When it comes to individuals’ Constitutionally guaranteed rights, the lines are sharp and clear. The understanding of a right would not be possible otherwise, for a right divides the universe of actions into permissible and impermissible. Thus, it’s always possible to know when an individual’s right to his life, his liberty, or his honestly acquired property has been violated. In the third case we can usually measure the size of the violation as well, in units of dollars and cents.
Time was, laws that did not have this “bright line” property were deemed unconstitutional. It was considered an obligation of those who make the laws to make them clear enough that the average citizen could know with high confidence whether his actions are in accord with them, and whether something he’s contemplating would violate them. Plainly, there’s been a slippage in the practice of lawmaking. You can usually detect it in the occurrence of the phrase “reasonable and proper.”
Things have gotten worse as the ambitions of the political elite have expanded.
On Sept. 14, the Department of Justice (DOJ) made an emergency Supreme Court appeal to avoid lower court injunctions preventing the White House and federal agencies including the FBI from telling internet speech monopolies which keywords, posts, and accounts to suffocate. The court granted the appeal the same day, pausing lower-court injunctions stopping the federal government from holding a gun to internet monopolies’ heads to tell them what ideas to choke from the online public square.
The Biden administration didn’t contest any of the more than 20,000 pages of court documents showing essentially every major federal agency pressuring social media monopolies to take down ideas powerful Democrats don’t like or face federal lawsuits, investigations, and the removal of their monopoly powers.
Instead, it argued that obeying the First Amendment “imposed unprecedented limits on the ability of the President’s closest aides to use the bully pulpit to address matters of public concern, on the FBI’s ability to address threats to the Nation’s security, and on the CDC’s ability to relay public health information at platforms’ request.”
So the Regime is claiming, quite baldly, that violations of the First Amendment’s guarantee of freedom of speech are required for the sake of “national security.” The claim isn’t that there’s any ambiguity to what’s being done; the Regime concedes that it’s violating the right to freedom of expression. Indeed, it’s demanding that a claim of “national security” trumps the right to speak freely. But that raises certain questions:
- What is “national security?”
- Is it measurable? If so, by what means and in what units?
- What statements and categories of statements affect “national security,” whether positively or negatively?
- Is any increment or decrement to “national security,” however slight, a justification for violating an individual’s right to speak freely?
- Since the violation of an individual’s rights by a private party is legally actionable, what, then, should occur when a government official or functionary violates an individual’s rights to the detriment of “national security?”
No, I wouldn’t hold my breath waiting for the answers. Keeping the whole thing undefined and undefinable is key to the aspirations of the political class. As matters stand, any sufficiently highly placed federal official or functionary can justify anything, including any violation of any right possessed by anyone, simply by invoking “national security.” It’s a blank check for unlimited and absolute power.

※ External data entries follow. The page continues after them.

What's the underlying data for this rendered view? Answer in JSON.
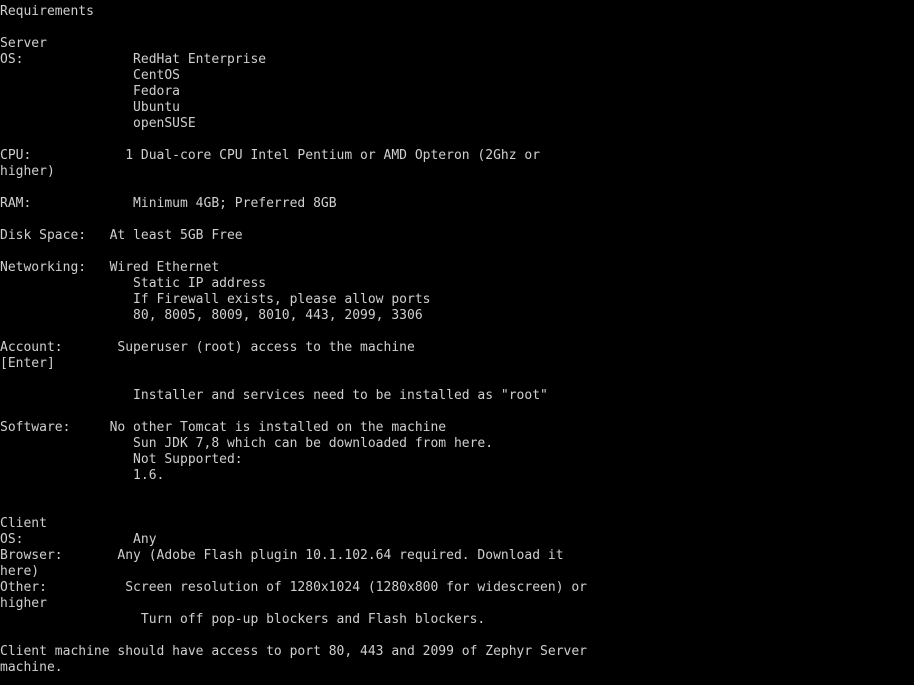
{
  "document": {
    "title": "Requirements",
    "background_color": "#000000",
    "text_color": "#cfcfcf",
    "sections": {
      "server_heading": "Server",
      "client_heading": "Client"
    },
    "lines": [
      "Requirements",
      "",
      "Server",
      "OS:              RedHat Enterprise",
      "                 CentOS",
      "                 Fedora",
      "                 Ubuntu",
      "                 openSUSE",
      "",
      "CPU:            1 Dual-core CPU Intel Pentium or AMD Opteron (2Ghz or",
      "higher)",
      "",
      "RAM:             Minimum 4GB; Preferred 8GB",
      "",
      "Disk Space:   At least 5GB Free",
      "",
      "Networking:   Wired Ethernet",
      "                 Static IP address",
      "                 If Firewall exists, please allow ports",
      "                 80, 8005, 8009, 8010, 443, 2099, 3306",
      "",
      "Account:       Superuser (root) access to the machine",
      "[Enter]",
      "",
      "                 Installer and services need to be installed as \"root\"",
      "",
      "Software:     No other Tomcat is installed on the machine",
      "                 Sun JDK 7,8 which can be downloaded from here.",
      "                 Not Supported:",
      "                 1.6.",
      "",
      "",
      "Client",
      "OS:              Any",
      "Browser:       Any (Adobe Flash plugin 10.1.102.64 required. Download it",
      "here)",
      "Other:          Screen resolution of 1280x1024 (1280x800 for widescreen) or",
      "higher",
      "                  Turn off pop-up blockers and Flash blockers.",
      "",
      "Client machine should have access to port 80, 443 and 2099 of Zephyr Server",
      "machine."
    ],
    "requirements": {
      "server": {
        "os": {
          "label": "OS:",
          "values": [
            "RedHat Enterprise",
            "CentOS",
            "Fedora",
            "Ubuntu",
            "openSUSE"
          ]
        },
        "cpu": {
          "label": "CPU:",
          "value": "1 Dual-core CPU Intel Pentium or AMD Opteron (2Ghz or higher)"
        },
        "ram": {
          "label": "RAM:",
          "value": "Minimum 4GB; Preferred 8GB"
        },
        "disk_space": {
          "label": "Disk Space:",
          "value": "At least 5GB Free"
        },
        "networking": {
          "label": "Networking:",
          "values": [
            "Wired Ethernet",
            "Static IP address",
            "If Firewall exists, please allow ports",
            "80, 8005, 8009, 8010, 443, 2099, 3306"
          ]
        },
        "account": {
          "label": "Account:",
          "value": "Superuser (root) access to the machine [Enter]",
          "note": "Installer and services need to be installed as \"root\""
        },
        "software": {
          "label": "Software:",
          "values": [
            "No other Tomcat is installed on the machine",
            "Sun JDK 7,8 which can be downloaded from here.",
            "Not Supported:",
            "1.6."
          ]
        }
      },
      "client": {
        "os": {
          "label": "OS:",
          "value": "Any"
        },
        "browser": {
          "label": "Browser:",
          "value": "Any (Adobe Flash plugin 10.1.102.64 required. Download it here)"
        },
        "other": {
          "label": "Other:",
          "values": [
            "Screen resolution of 1280x1024 (1280x800 for widescreen) or higher",
            "Turn off pop-up blockers and Flash blockers."
          ]
        },
        "footer": "Client machine should have access to port 80, 443 and 2099 of Zephyr Server machine."
      }
    }
  }
}
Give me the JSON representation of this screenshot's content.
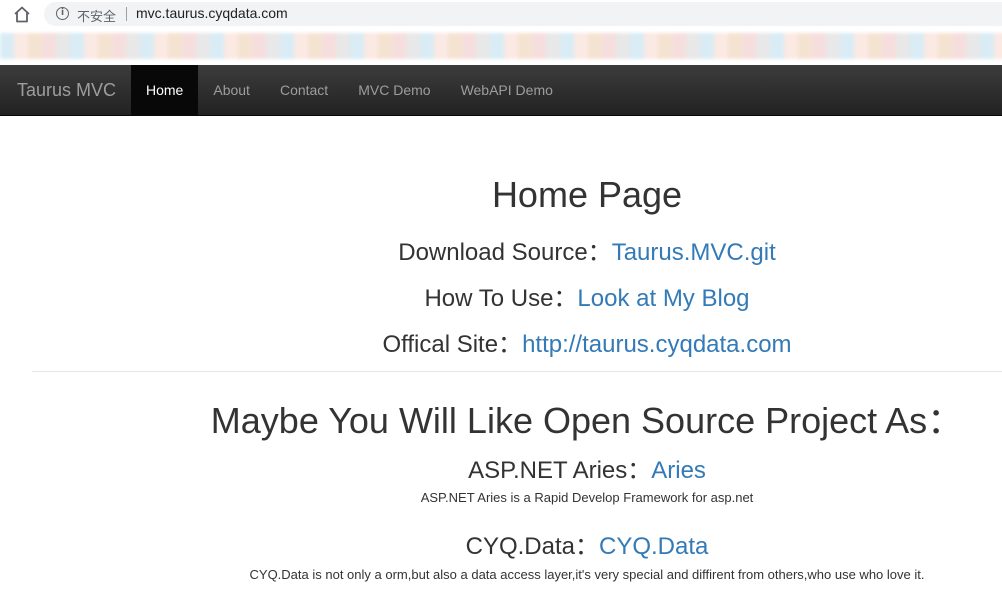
{
  "browser": {
    "insecure_label": "不安全",
    "url": "mvc.taurus.cyqdata.com",
    "home_icon": "home-icon",
    "info_icon": "info-icon",
    "info_glyph": "i"
  },
  "navbar": {
    "brand": "Taurus MVC",
    "items": [
      {
        "label": "Home",
        "active": true
      },
      {
        "label": "About",
        "active": false
      },
      {
        "label": "Contact",
        "active": false
      },
      {
        "label": "MVC Demo",
        "active": false
      },
      {
        "label": "WebAPI Demo",
        "active": false
      }
    ],
    "colors": {
      "background": "#222222",
      "active_bg": "#080808",
      "text": "#9d9d9d",
      "active_text": "#ffffff"
    }
  },
  "main": {
    "title": "Home Page",
    "lines": [
      {
        "label": "Download Source：",
        "link": "Taurus.MVC.git"
      },
      {
        "label": "How To Use：",
        "link": "Look at My Blog"
      },
      {
        "label": "Offical Site：",
        "link": "http://taurus.cyqdata.com"
      }
    ],
    "projects_heading": "Maybe You Will Like Open Source Project As：",
    "projects": [
      {
        "label": "ASP.NET Aries：",
        "link": "Aries",
        "description": "ASP.NET Aries is a Rapid Develop Framework for asp.net"
      },
      {
        "label": "CYQ.Data：",
        "link": "CYQ.Data",
        "description": "CYQ.Data is not only a orm,but also a data access layer,it's very special and diffirent from others,who use who love it."
      }
    ],
    "colors": {
      "text": "#333333",
      "link": "#337ab7"
    }
  }
}
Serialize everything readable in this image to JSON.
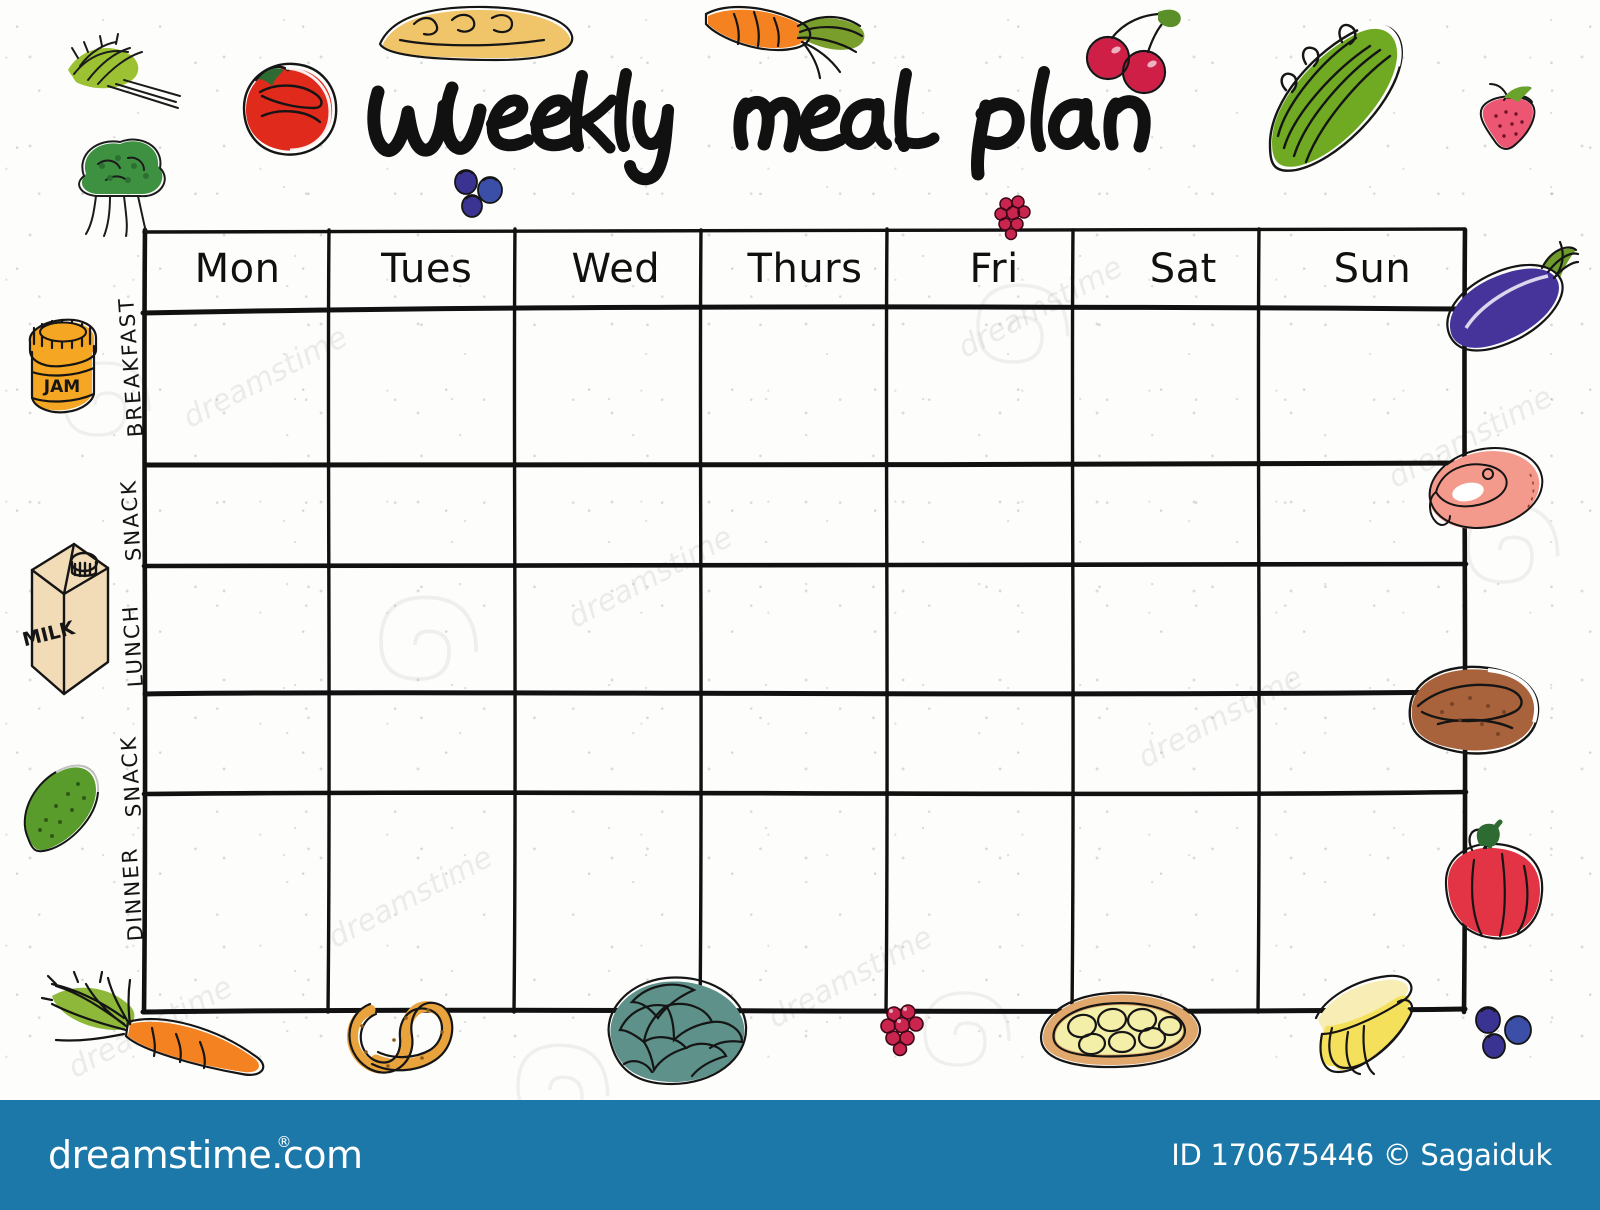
{
  "document": {
    "title": "Weekly meal plan",
    "title_words": [
      "Weekly",
      "meal",
      "plan"
    ]
  },
  "planner": {
    "day_headers": [
      "Mon",
      "Tues",
      "Wed",
      "Thurs",
      "Fri",
      "Sat",
      "Sun"
    ],
    "meal_rows": [
      "BREAKFAST",
      "SNACK",
      "LUNCH",
      "SNACK",
      "DINNER"
    ],
    "cells": [
      [
        "",
        "",
        "",
        "",
        "",
        "",
        ""
      ],
      [
        "",
        "",
        "",
        "",
        "",
        "",
        ""
      ],
      [
        "",
        "",
        "",
        "",
        "",
        "",
        ""
      ],
      [
        "",
        "",
        "",
        "",
        "",
        "",
        ""
      ],
      [
        "",
        "",
        "",
        "",
        "",
        "",
        ""
      ]
    ]
  },
  "illustrations": [
    {
      "name": "parsley-herbs-illustration",
      "color": "#8fbc2e"
    },
    {
      "name": "broccoli-illustration",
      "color": "#3f9142"
    },
    {
      "name": "tomato-illustration",
      "color": "#e02a1c"
    },
    {
      "name": "baguette-bread-illustration",
      "color": "#f0c468"
    },
    {
      "name": "carrot-illustration",
      "color": "#f58220"
    },
    {
      "name": "cherries-illustration",
      "color": "#cf1f47"
    },
    {
      "name": "celery-illustration",
      "color": "#6faa22"
    },
    {
      "name": "strawberry-illustration",
      "color": "#ed5672"
    },
    {
      "name": "blueberries-illustration",
      "color": "#3b3391"
    },
    {
      "name": "raspberry-illustration",
      "color": "#c9254f"
    },
    {
      "name": "eggplant-illustration",
      "color": "#46349a"
    },
    {
      "name": "ham-slice-illustration",
      "color": "#f49a8c"
    },
    {
      "name": "rye-bread-illustration",
      "color": "#a8633d"
    },
    {
      "name": "red-bell-pepper-illustration",
      "color": "#e23444"
    },
    {
      "name": "jam-jar-illustration",
      "color": "#f5a623",
      "label": "JAM"
    },
    {
      "name": "milk-carton-illustration",
      "color": "#f2dcb8",
      "label": "MILK"
    },
    {
      "name": "cucumber-illustration",
      "color": "#5a9c2c"
    },
    {
      "name": "carrot-bottom-illustration",
      "color": "#f58220"
    },
    {
      "name": "pretzel-illustration",
      "color": "#e8a33d"
    },
    {
      "name": "lettuce-cabbage-illustration",
      "color": "#5d9189"
    },
    {
      "name": "corn-cob-illustration",
      "color": "#f4efa8"
    },
    {
      "name": "banana-illustration",
      "color": "#f4e05a"
    },
    {
      "name": "blueberries-bottom-illustration",
      "color": "#3b3391"
    }
  ],
  "watermark": {
    "text": "dreamstime",
    "repeat_count": 8
  },
  "footer": {
    "brand": "dreamstime.com",
    "registered_mark": "®",
    "credit": "ID 170675446 © Sagaiduk",
    "background_color": "#1b78a8"
  }
}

That such a thing is honored in the law is an obscenity. That people who may reasonably be expected to know what a right is, how it differs from a privilege or a permission, nevertheless go forward to commit rights violations with perfect legal immunity is a condemnation. That We the Formerly Free have not risen up against it testifies to how propagandized, and how thoroughly cowed, we have been.
The federal government spends nearly $1 trillion per year on national defense. Somehow, the total never decreases, even after major military triumphs and the collapses of America’s enemies. It goes up year after year. And since 1947, the dollars-and-cents expenditures have been accompanied by violations of individuals’ rights.
When will the exactions rise too high to be borne any longer? When will the State “break the bank?”
Some years ago, I wrote:
Do you want your freedom back? Do you want to feel reasonably safe from “your” government? Voting every two or four years ain’t gonna do it, people. It will take actual resistance to the tyrants by persons brave enough to do so – and staunch support of those brave ones, political, legal, financial, and moral, by the rest of us.
I know, I know: Who bells the cat? It’s the old question, the one we use to paralyze ourselves. It’s more effective than ever. The State in our time can target individuals with frightening accuracy, and can bring overwhelming power to bear against them, as David French has told us. The Redcoats didn’t even have rifled barrels on their muskets.
Is there a Patrick Henry in the house?
Never mind. Forget I said anything. I’m just an old man who claims to remember what it was like to be free. We didn’t even have color TVs back then, so how good could it have been, really?
All rise for Flag salute. Here are your internal passport, your work permit, and your ration card. Now sit down and pay attention to the political officer. He’s here to serve!
I repeat those questions today.
Please see also this fundamental essay on “national defense” and “national security.” Its final question remains as relevant today as ever.